(TibetanReview.net, Nov17, 2018) – President Lobsang Sangay of the Central Tibetan Administration (CTA) at Dharamshala, India, was stated to have met with some US lawmakers as well as Senate and House staffers during his visit to Washington, DC, over Nov 13-15. He has also met with some state department officials without any reported protest from China.
One of his last day’s meetings was stated to be with Senator Patrick Leahy whom the CTA’s Tibet.net Nov 16 described as “dear friend of His Holiness the Dalai Lama and one of the biggest supporters of the Tibetan people’s right to live in dignity and freedom”. Leahy has served in the US Congress for 44 years. The other meetings during the day were stated to be with Congressman Peter Roskam, Chair of the House Democracy Partnership (HDP), and Ranking Congressman David Price.
The meetings with Roskam and, presumably, with Price were stated to be his first.
The day before, he was reported to have met with outgoing Congresswoman Ileana Ros-Lehtinen. He was also stated to have taken part in a round-table conversation with 11 Senate and House staffers. It was organized by Nima Binara, Counsel of Senator Leahy. The issues discussed were stated to include US policies towards China, opportunities to advance the Tibet issue through legislative means, and strategies to further strengthen political advocacy for Tibet.

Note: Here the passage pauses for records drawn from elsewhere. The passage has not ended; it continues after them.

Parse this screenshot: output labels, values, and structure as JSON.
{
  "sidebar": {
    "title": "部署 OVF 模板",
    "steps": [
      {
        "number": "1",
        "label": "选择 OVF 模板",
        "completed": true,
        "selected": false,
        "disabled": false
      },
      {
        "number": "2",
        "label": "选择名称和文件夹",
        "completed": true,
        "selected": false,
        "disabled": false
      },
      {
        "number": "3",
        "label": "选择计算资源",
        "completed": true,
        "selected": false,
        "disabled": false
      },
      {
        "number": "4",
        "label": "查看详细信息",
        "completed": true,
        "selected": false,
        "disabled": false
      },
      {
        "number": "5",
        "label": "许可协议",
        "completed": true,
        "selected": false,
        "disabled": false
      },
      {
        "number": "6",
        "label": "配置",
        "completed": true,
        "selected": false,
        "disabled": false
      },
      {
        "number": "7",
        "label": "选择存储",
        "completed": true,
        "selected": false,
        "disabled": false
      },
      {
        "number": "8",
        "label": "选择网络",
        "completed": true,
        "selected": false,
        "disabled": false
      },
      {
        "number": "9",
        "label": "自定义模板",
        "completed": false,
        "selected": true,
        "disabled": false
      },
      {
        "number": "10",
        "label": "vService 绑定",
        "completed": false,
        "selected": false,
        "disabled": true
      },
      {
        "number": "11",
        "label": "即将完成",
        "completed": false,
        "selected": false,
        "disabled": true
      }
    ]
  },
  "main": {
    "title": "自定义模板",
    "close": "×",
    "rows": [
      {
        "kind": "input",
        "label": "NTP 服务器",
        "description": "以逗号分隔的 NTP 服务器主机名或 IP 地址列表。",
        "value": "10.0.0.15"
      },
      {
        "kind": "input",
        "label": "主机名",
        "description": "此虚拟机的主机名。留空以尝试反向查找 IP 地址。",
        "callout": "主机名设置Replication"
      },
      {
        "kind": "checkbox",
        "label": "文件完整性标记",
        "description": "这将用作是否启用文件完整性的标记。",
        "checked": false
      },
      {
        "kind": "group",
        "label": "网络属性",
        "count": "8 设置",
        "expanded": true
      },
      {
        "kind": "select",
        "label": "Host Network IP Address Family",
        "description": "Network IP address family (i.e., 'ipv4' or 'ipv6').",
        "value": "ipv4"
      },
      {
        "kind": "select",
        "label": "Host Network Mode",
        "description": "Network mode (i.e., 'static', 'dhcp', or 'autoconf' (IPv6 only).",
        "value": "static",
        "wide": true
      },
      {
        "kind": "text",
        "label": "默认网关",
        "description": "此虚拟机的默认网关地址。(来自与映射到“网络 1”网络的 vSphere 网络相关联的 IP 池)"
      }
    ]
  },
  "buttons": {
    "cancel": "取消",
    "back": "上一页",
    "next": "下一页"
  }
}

He was also stated to have met with Reva Price, House Democratic leader Nancy Pelosi’s legislative aide.
He has also met with representatives of the United States Agency for International Development (USAID), which had provided multi-million dollar aid for CTA-run Tibetan projects.

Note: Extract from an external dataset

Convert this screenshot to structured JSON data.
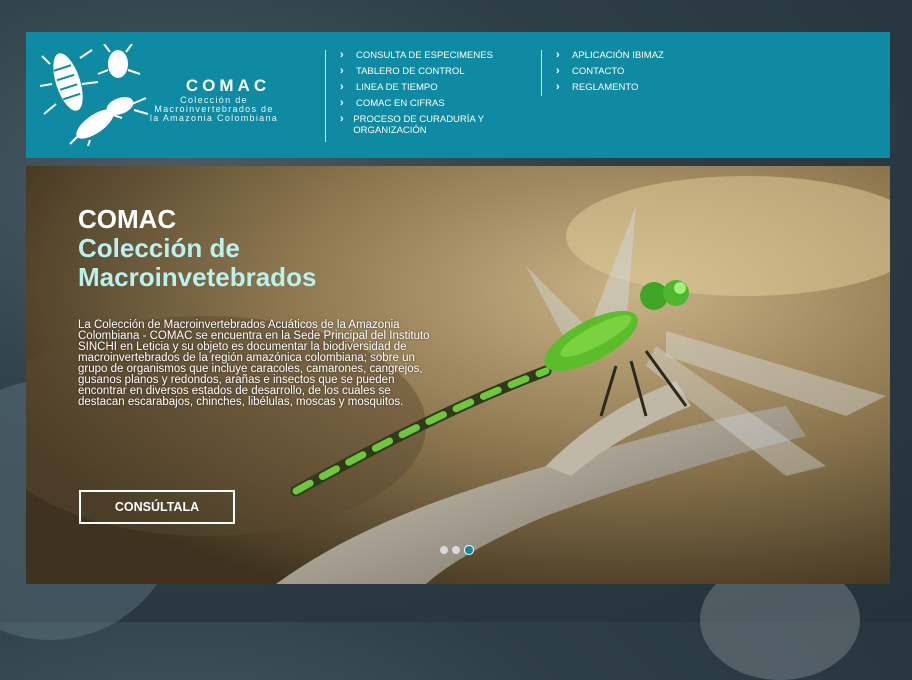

Earlier, on his first day, Sangay was stated to have taken part in an event called “Tibet and the Belt and Road Initiative: Lessons Learned from the Tibetan Experience with Chinese Infrastructure Projects” organized by the Congressionally funded National Endowment for Democracy. He has also met with Congressman Jim McGovern on that day.
Another “high level” meeting he had was reported to be with Samuel Brownback, the US Ambassador at Large for International Religious Freedom. Other meetings he had with officials of the US Administration were stated to be those with Ivan Kanapathy, Director for China, Taiwan, and Mongolia, National Security Council; Laura Stone, Deputy Assistant Secretary of State, Bureau of East Asian and Pacific Affairs; Tom Vajda, Acting Deputy Assistant Secretary for Security and Transnational Affairs, Bureau of South and Central Asian Affairs; and David Ranz, Acting Deputy Assistant Secretary, Bureau South and Central Asian Affairs.
Besides, Sangay was reported to have met with representatives in the State Department’s Bureau of Democracy, Human Rights, and Labor and Bureau of Population, Refugees, and Migration.
Other events he took part in were stated to include a round-table discussion with scholars and academics at the Hudson Institute and a dinner programme with some 40 Chinese friends and 15 Tibetans from the local community.